Give your website a quick design critique

Give your website a quick design critique

If you feel your website needs improvement but don’t know how to get started, here is an easy way to get the ideas flowing.

Often the search for fresh ideas  starts with looking through web design blogs for the hottest trends that you could use (or steal). But the best plan might be  to look at your site with new eyes.

This is not  easy to do. You see your website every day and it is difficult to look at it the way a newcomer would. What you need to do is to break it down into parts. There are a few elements that are common to almost all of websites, and each has a specific role. By asking yourself if they are doing what they need to do, it might spark some ideas that can get the ball rolling.

The Basic Elements of a Website

These elements are the:

Header

Its purpose is to let people know in one glance who you are, what do you do, and an idea of the scope of site. It usually contains the logo, a tagline, navigation bar and links to social media.

Feature

It’s  purpose is give a feeling of what it is like to work with you or to highlight a new  product or feature. Usually it appears as a large photo, colorful illustration, or clever headline.

Content

The meat of what people come to your site for. Often includes an overview of your services and products

Sidebar

Information that, though not necessarily essential to your main business, informs or engages your visitor. What often appears here are testimonials, recent news, blog updates, or upcoming events.

Footer

This at minimum contains a copyright and essential contact information, such as your phone number or address. Sometimes  the main links for your site are repeated here so people don’t have to scroll back up to the top of the page.

Background

This sets the tone for the page. It is usually a simple color or texture but sometimes a large photo background is used.

Identifying the Elements

Generally, they appear in these areas of the typical web page:

The basic elements of a website
The basic elements of a website

In reality they are often in unpredictable places and need a little digging to pull out. Let’s look at a real life example. Here is a random  site that I found doing a search on ‘cupcakes’ (okay, I hadn’t had lunch yet). Can you identify the basic elements?

Random website (search keyword: cupcake)

As you can see these basic elements are not always self-evident and may take some guess work to pull out. Here is my best guess:

The basic elements: in real-life example

Take a moment to look at your website and identify the elements. It may be that you can’t find all of them. Ask yourself if there is a good reason that they are missing. Not all websites need all the elements, but there is usually some overriding factor why they aren’t needed. Now that we have identified the different elements, let’s ask ourselves if they are pulling their weight.

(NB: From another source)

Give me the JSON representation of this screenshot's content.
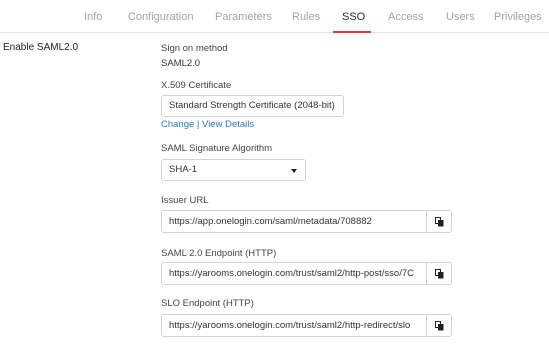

Ask Yourself These Questions

Header

  • Is it obvious in a second who you are and what you do?
  • Is there anything (photos, specials) that distracts from this? Is there a better place for these?

Feature

  • Does your feature engage the the senses and emotions?
  • Are you overwhelming the visitor with too much information? The feature loses its power when the mind has to struggle to keep up with it.
  • If you use a photo, is it the best you can find? There is no improving a lackluster photo.

Content

  • Is your content simple and succinct? People just need to know enough in order for them to explore the rest of the site

Sidebar

  • Are you taking advantage of this? Often the sidebar information is left out

Footer

  • Consider adding something here that would that the user would not expect to find at the bottom of the page. A quote or interesting fact. Or a map with directions to your store.

Background

  • Does your background reinforce the overriding mission of your business? If you are using a plain white background, but your business is a florist and your mission is to delight the senses with a colorful and artful arrangement of fresh flowers to mark special occasions, then you may want to consider a background that enhances that.

Doing the Critique: A Real-Life Example

Using these questions, on the sample cupcake page see above, I did a quick critique and pulled out these possiblities for improvement.

  • The header has a confusing arrangement of navigation, logo and social media buttons. Is there a way to organize it so the visitor can make sense of it more quickly?
  • The feature area works well. It is a good photo of the product. Looks good enough to eat.
  • The content area is a little weak. What is the compelling reason to shop here? A little more information for the new visitor would be useful. For one, this is a local business, but where  is it located?
  • The sidebar area works well, There are some interesting events highlighted here and the are presented in a an easy-to-read format.
  • The background works well with the product offered. It is sweet and lighthearted as eating a cupcake should be.

Without a structure to look at your site, you could easily fall into the trap of judging it by what you prefer than how it is working and why. Starting with a look at the basic elements, gives a way to focus your comments and  inspiration.

Anything on your mind?